### ACTION ITEM
Retype the records word for word. Skip every image.
++++++++
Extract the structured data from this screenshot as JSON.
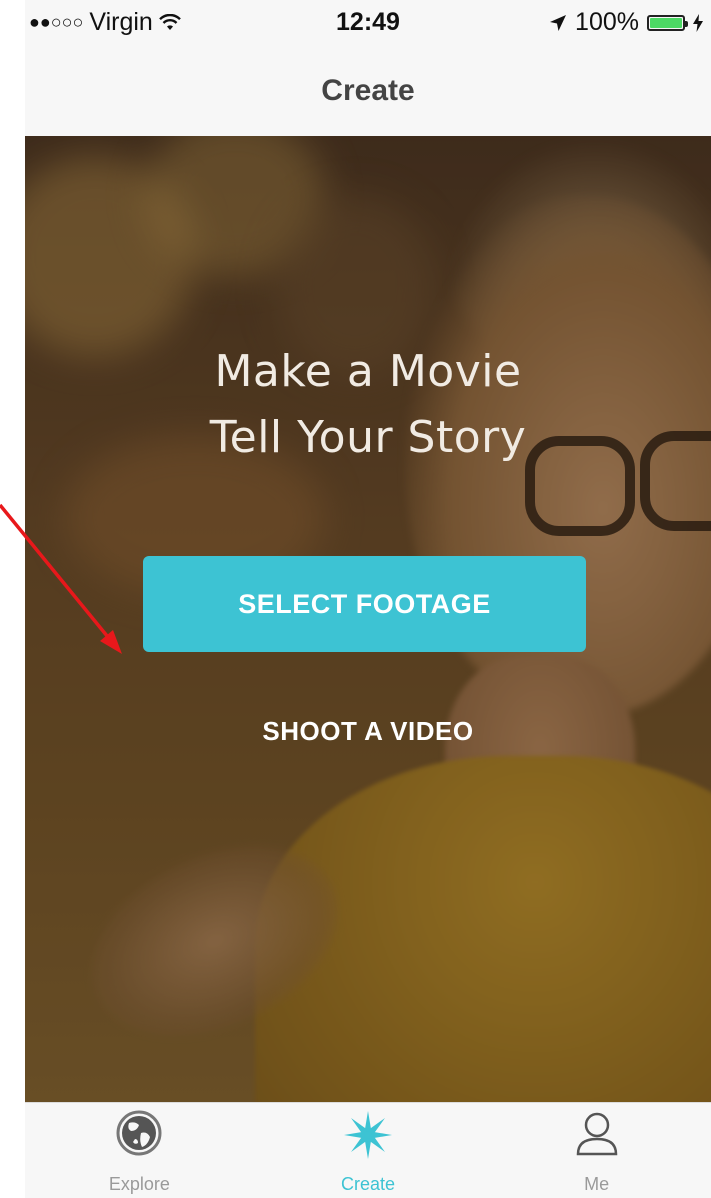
{
  "status_bar": {
    "signal_dots": "●●○○○",
    "carrier": "Virgin",
    "time": "12:49",
    "battery_percent_label": "100%",
    "battery_level": 1.0
  },
  "nav": {
    "title": "Create"
  },
  "hero": {
    "headline_line1": "Make a Movie",
    "headline_line2": "Tell Your Story",
    "select_button_label": "SELECT FOOTAGE",
    "shoot_link_label": "SHOOT A VIDEO"
  },
  "tabs": [
    {
      "label": "Explore",
      "icon": "globe-icon",
      "active": false
    },
    {
      "label": "Create",
      "icon": "starburst-icon",
      "active": true
    },
    {
      "label": "Me",
      "icon": "person-icon",
      "active": false
    }
  ],
  "colors": {
    "accent": "#3dc3d3",
    "annotation_arrow": "#e8181b",
    "battery_fill": "#4cd964"
  }
}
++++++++
### EXPECTED OUTPUT
Extract the structured data from this screenshot as JSON.
{
  "status_bar": {
    "signal_dots": "●●○○○",
    "carrier": "Virgin",
    "time": "12:49",
    "battery_percent_label": "100%",
    "battery_level": 1.0
  },
  "nav": {
    "title": "Create"
  },
  "hero": {
    "headline_line1": "Make a Movie",
    "headline_line2": "Tell Your Story",
    "select_button_label": "SELECT FOOTAGE",
    "shoot_link_label": "SHOOT A VIDEO"
  },
  "tabs": [
    {
      "label": "Explore",
      "icon": "globe-icon",
      "active": false
    },
    {
      "label": "Create",
      "icon": "starburst-icon",
      "active": true
    },
    {
      "label": "Me",
      "icon": "person-icon",
      "active": false
    }
  ],
  "colors": {
    "accent": "#3dc3d3",
    "annotation_arrow": "#e8181b",
    "battery_fill": "#4cd964"
  }
}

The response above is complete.